What prompted me to write this was a passage from V S Naipaul's `Masque of Africa'.
`The land is full of cruelty which is hard for the visitor to bear. From the desert countries to the north long horned cattle are sent for slaughter here in big ramshackle trucks, cargoes of Abidjan (capital of Ivory Coast), to the extensive abattoir area near the docks. And there in the trampled and vile black earth these noble creatures, still with dignity, await their destiny in the smell of death, with sometimes a calf, all alone, without a mother, finding comfort of a sort in sleep, a little brown circle on the dirty ground, together with beautiful goats and sheep...When sights like this meet the eyes of simple people every day, there can be no idea of humanity, no idea of grandeur.

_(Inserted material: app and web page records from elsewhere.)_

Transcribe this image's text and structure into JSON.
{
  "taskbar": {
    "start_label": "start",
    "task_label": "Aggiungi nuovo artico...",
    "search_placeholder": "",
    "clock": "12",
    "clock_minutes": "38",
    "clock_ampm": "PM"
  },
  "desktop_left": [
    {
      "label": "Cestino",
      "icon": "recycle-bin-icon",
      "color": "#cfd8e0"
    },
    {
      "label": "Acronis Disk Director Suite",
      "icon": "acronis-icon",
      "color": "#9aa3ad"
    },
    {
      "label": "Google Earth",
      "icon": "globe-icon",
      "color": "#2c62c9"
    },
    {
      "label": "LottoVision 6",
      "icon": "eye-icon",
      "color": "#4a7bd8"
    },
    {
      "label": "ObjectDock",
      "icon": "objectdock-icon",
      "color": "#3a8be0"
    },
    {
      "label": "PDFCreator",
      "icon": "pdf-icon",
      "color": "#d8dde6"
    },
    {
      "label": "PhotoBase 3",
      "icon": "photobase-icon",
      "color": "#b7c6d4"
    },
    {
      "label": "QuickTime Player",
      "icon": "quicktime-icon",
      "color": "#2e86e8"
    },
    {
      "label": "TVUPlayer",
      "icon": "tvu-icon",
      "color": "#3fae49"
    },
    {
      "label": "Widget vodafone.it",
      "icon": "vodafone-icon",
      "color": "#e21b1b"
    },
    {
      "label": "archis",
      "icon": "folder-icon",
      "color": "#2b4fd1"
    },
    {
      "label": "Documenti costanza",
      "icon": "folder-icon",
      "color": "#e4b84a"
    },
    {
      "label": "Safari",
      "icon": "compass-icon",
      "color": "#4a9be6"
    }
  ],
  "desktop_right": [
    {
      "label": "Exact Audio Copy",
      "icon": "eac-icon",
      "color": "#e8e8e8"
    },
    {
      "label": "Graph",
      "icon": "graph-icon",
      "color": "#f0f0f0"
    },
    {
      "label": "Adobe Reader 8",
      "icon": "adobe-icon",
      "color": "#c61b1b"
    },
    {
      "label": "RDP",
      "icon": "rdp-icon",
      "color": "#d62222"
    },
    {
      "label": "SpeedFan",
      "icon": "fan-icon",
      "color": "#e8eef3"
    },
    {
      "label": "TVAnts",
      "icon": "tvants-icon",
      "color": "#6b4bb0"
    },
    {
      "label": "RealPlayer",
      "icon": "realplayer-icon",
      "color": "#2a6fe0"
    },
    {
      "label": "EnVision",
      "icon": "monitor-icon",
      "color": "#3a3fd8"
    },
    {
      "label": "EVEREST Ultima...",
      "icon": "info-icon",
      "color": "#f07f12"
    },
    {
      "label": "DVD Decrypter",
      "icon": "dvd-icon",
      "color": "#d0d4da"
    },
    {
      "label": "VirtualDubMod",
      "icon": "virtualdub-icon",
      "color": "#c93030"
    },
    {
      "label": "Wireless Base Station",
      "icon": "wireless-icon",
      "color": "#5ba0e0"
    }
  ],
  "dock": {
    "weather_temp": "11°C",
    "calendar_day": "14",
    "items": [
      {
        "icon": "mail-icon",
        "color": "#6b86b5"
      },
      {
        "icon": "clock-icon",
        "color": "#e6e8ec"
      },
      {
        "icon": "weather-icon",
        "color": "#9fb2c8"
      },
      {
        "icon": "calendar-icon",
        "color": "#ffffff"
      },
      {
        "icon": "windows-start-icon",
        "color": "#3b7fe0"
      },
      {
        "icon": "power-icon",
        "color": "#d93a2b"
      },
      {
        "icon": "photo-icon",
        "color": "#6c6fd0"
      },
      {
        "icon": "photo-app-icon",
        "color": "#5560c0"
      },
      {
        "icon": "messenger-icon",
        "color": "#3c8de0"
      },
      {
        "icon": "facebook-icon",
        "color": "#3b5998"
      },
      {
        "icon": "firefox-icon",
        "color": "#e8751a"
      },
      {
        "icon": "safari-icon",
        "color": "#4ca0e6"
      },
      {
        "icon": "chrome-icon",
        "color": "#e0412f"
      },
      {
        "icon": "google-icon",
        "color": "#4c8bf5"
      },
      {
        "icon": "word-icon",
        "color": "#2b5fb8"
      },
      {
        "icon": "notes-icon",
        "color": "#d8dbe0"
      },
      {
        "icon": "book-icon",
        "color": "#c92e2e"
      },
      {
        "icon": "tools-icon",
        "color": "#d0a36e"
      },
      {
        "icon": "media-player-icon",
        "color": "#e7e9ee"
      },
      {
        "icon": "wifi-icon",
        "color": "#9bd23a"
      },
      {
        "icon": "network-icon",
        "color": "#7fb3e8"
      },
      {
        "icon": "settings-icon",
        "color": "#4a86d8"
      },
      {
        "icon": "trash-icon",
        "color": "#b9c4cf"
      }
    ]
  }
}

.....only on the last morning of my stay...I found out what was the best way in the Ivory Coast of killing a kitten.You put them in a sack and then you dropped it in a pot of boiling water. The thought of this everyday cruelty made everything else in the Ivory Coast unimportant.' (END)

My own resolve to be a vegetarian was firmed up some ten years ago when I read J M Coetzee's novel, `Elizabet Coestello'. It's about an old, famous lady writer who is also a champion of vegetarianism. She earns the wrath of her daughter-in-law, who objects to the old cow preaching her food fads to her grandchildren at the dining table. At this point I stopped reading, because the novel seemed to be nothing but a series of sermons. However Ms Coestello's argument was enough to affirm my resolve not to eat animals. Perhaps they gave Coetzee a Nobel in a wrong category: it should have been for Peace, not Literature.

 I am curious as to how the novel ends. Perhaps the grandchildren say, at the dining table, without a comma, "Let's eat grandma."